Data about app and page elements
== Segment start ==

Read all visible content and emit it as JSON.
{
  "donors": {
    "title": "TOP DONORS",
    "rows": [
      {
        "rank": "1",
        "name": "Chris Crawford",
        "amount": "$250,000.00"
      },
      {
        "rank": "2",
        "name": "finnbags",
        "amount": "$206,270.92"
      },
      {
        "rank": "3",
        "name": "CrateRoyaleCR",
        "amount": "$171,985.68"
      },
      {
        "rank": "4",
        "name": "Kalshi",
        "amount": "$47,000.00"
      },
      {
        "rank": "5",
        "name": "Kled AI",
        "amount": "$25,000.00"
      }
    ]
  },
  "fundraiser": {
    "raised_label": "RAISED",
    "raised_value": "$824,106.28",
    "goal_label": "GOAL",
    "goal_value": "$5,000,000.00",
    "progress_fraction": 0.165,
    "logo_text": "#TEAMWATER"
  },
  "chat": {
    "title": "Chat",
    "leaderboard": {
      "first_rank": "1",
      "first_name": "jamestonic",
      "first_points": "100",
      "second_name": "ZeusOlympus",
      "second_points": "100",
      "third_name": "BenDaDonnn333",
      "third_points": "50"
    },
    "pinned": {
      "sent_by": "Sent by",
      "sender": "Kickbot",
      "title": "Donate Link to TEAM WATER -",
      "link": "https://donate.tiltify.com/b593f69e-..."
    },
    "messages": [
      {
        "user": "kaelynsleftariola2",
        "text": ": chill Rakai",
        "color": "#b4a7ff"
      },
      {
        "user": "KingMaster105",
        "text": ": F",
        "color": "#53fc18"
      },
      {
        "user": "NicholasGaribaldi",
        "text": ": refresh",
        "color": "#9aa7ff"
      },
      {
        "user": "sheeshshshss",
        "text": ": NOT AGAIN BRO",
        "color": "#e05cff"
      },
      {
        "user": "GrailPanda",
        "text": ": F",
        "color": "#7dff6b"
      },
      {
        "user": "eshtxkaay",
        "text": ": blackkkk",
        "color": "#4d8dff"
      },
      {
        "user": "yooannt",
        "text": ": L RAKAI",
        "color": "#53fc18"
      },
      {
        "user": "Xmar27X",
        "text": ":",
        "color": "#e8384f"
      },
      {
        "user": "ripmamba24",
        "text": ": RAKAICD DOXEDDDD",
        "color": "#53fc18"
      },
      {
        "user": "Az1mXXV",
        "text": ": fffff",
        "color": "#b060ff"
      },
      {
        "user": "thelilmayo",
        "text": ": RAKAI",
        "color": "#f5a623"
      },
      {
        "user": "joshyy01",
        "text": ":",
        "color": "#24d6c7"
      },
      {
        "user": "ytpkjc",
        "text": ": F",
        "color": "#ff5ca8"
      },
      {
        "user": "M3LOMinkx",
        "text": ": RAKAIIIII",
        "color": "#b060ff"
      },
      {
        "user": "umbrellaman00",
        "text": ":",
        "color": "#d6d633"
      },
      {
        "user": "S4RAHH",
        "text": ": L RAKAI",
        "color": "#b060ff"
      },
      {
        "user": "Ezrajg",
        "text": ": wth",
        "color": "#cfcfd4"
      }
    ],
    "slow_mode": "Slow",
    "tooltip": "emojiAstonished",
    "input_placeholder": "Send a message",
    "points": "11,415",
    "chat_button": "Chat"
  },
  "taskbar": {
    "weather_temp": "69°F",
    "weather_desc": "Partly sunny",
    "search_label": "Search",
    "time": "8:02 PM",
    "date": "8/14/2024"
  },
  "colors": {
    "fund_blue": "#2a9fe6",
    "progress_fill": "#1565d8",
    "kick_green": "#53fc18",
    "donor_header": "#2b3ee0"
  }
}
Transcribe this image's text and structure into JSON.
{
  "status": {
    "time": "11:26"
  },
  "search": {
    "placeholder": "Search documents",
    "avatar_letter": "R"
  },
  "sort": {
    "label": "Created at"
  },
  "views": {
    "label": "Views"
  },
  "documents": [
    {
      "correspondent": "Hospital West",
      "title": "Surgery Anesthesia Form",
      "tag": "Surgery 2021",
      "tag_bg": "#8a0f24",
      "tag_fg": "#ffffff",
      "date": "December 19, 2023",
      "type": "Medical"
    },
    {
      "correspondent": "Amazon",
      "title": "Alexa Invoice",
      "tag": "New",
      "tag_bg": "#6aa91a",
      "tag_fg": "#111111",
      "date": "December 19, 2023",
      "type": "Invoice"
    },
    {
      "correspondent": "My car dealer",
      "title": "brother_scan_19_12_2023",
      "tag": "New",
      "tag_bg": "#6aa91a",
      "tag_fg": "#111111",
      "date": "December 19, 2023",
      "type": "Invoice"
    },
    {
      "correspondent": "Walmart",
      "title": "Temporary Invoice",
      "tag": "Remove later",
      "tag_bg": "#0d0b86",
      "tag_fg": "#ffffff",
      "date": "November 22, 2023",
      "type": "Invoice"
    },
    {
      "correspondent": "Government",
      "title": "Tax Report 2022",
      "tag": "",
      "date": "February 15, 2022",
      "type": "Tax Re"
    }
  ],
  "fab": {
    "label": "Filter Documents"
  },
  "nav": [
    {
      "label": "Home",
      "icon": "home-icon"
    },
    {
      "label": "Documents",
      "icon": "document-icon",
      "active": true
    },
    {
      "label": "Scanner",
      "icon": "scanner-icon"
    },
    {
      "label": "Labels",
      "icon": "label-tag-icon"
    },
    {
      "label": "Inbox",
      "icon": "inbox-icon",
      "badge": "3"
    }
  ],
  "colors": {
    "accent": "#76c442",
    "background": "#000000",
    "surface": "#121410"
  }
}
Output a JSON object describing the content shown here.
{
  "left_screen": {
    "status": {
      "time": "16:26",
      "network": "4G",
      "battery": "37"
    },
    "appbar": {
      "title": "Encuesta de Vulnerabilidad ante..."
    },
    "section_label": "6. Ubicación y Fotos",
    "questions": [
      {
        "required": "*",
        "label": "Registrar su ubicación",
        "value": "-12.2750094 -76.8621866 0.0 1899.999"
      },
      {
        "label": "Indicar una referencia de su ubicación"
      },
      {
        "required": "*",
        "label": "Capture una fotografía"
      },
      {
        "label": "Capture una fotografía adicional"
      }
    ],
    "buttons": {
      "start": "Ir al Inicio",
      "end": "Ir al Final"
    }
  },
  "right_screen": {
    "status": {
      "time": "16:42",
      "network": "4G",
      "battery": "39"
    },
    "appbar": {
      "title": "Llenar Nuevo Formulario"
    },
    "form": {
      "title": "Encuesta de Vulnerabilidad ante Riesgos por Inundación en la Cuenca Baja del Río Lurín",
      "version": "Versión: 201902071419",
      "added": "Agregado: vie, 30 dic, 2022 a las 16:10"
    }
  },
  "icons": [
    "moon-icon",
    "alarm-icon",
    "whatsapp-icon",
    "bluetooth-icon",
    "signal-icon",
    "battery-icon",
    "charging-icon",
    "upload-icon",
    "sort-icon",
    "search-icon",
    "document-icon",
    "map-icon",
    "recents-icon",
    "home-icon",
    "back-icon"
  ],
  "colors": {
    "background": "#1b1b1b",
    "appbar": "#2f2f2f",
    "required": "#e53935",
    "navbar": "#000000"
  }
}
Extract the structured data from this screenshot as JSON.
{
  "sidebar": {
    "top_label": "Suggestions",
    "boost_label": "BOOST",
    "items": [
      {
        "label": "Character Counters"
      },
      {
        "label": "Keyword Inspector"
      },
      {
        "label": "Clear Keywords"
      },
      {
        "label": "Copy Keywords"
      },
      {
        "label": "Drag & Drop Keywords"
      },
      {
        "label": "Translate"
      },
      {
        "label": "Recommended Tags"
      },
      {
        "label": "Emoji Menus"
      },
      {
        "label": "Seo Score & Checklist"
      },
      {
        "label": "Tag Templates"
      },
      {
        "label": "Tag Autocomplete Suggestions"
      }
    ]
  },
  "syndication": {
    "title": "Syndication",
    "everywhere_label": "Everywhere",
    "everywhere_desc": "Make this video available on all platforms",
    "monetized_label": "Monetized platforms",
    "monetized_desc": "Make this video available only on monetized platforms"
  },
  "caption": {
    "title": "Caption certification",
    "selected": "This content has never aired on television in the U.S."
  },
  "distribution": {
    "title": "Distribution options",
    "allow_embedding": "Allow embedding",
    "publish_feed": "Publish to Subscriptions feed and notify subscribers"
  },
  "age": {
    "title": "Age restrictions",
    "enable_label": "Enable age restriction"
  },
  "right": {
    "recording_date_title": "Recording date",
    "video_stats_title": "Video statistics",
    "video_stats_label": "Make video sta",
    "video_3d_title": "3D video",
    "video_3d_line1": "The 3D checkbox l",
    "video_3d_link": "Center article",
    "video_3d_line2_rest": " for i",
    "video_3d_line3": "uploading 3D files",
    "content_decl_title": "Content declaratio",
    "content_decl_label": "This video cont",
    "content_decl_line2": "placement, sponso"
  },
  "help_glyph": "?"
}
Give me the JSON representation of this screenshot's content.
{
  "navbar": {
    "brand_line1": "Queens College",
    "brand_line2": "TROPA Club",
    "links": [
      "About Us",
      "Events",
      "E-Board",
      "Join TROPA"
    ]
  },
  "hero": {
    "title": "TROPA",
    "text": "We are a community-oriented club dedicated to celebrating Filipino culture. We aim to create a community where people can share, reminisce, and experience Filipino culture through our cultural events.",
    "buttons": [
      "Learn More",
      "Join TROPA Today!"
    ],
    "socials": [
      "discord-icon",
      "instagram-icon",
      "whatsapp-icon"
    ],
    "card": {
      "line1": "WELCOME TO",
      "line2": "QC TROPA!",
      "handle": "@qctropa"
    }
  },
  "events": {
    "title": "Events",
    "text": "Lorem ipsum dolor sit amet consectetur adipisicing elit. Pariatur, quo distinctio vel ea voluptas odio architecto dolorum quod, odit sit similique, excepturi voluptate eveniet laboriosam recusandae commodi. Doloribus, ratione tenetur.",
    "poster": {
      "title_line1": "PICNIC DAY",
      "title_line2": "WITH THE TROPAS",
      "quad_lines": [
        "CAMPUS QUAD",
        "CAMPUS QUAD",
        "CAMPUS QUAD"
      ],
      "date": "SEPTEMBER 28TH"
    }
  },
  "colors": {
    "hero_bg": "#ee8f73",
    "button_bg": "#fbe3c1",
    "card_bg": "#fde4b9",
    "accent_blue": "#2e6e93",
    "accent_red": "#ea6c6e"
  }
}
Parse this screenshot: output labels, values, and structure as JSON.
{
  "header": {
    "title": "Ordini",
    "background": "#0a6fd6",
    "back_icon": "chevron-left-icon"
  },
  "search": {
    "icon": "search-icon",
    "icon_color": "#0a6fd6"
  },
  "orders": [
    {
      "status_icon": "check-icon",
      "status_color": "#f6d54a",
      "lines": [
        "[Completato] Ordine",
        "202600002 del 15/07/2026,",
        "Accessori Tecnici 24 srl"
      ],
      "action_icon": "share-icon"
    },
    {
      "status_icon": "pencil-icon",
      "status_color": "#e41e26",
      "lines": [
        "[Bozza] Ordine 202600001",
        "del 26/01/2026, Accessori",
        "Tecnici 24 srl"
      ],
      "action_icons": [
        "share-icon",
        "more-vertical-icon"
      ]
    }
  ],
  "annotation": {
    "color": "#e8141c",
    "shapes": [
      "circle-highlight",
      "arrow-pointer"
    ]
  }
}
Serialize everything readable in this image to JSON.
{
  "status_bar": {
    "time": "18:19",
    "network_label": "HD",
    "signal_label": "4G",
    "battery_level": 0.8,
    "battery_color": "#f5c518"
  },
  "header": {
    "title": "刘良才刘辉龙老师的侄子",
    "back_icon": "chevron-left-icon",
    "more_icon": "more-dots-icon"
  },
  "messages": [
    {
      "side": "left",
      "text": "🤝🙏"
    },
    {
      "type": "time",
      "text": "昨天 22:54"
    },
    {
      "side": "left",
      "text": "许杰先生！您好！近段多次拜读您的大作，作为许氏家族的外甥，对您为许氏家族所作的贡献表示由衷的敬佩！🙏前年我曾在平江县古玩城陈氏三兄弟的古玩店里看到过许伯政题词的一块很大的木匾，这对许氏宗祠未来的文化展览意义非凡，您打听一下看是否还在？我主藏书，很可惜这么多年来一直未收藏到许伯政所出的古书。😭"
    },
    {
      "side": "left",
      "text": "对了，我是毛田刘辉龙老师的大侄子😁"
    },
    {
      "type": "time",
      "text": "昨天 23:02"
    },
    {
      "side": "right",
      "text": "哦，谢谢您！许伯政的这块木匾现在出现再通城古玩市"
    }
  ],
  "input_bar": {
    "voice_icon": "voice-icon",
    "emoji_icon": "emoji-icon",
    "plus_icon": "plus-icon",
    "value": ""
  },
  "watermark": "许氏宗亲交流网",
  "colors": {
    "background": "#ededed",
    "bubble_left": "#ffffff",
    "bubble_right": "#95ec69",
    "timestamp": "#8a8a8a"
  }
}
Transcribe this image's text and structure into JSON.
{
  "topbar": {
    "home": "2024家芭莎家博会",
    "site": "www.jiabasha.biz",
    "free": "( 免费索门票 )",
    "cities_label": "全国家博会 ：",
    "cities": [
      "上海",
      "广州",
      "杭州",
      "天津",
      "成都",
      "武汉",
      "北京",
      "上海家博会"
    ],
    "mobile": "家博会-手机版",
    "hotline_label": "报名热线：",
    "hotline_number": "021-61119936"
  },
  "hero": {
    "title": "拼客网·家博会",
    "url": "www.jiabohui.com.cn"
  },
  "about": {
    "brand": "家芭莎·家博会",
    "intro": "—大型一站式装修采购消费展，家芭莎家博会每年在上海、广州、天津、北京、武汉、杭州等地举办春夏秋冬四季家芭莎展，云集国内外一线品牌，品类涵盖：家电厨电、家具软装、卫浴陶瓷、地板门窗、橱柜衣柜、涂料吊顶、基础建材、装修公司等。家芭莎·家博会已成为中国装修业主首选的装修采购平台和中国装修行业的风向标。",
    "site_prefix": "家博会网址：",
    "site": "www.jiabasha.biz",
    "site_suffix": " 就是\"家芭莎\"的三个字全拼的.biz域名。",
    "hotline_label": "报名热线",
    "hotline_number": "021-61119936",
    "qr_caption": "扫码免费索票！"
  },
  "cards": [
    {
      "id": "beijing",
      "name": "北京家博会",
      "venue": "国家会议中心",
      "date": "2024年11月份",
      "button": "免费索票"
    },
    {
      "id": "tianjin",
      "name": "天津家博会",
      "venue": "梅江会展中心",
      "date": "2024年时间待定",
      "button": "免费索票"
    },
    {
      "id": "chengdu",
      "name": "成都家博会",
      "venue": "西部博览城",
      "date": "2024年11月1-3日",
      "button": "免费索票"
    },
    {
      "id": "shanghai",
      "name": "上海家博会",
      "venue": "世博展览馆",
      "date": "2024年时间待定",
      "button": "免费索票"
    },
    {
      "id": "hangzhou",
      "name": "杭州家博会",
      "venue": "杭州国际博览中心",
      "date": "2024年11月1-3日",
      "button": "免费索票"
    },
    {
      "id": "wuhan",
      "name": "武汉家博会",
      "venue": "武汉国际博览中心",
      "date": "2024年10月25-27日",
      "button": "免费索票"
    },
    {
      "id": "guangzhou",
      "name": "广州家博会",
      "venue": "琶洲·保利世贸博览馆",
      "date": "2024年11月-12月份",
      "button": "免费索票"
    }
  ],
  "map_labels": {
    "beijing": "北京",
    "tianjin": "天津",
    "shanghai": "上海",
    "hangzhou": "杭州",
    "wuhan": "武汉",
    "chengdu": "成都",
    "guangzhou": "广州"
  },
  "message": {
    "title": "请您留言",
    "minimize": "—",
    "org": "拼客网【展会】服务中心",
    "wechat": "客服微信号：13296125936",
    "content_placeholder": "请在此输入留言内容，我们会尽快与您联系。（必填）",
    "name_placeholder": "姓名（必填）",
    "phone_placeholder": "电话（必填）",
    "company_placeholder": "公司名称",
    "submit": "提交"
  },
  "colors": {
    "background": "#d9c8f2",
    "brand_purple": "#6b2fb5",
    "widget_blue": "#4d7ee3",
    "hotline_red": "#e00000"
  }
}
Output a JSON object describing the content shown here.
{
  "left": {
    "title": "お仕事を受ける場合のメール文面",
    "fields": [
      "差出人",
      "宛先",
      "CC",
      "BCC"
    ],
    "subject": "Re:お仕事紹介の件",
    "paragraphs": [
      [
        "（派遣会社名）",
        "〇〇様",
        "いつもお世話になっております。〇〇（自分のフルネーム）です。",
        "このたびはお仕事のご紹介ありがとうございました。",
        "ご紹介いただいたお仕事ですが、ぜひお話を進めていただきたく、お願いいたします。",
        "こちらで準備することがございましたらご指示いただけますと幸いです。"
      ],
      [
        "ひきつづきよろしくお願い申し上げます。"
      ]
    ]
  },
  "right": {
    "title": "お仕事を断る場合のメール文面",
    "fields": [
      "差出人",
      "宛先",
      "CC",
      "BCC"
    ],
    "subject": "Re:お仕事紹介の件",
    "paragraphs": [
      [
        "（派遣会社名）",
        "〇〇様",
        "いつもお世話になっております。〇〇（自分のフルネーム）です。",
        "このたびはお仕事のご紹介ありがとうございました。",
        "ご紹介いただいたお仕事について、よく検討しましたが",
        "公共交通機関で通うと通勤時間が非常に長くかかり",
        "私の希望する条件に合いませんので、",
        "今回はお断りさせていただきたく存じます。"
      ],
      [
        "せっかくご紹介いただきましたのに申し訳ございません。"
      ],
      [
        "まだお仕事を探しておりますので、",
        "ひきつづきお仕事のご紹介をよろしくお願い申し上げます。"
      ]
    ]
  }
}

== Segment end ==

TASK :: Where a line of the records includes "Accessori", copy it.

RESULT FOR THIS TASK ::
        "Accessori Tecnici 24 srl"
        "del 26/01/2026, Accessori",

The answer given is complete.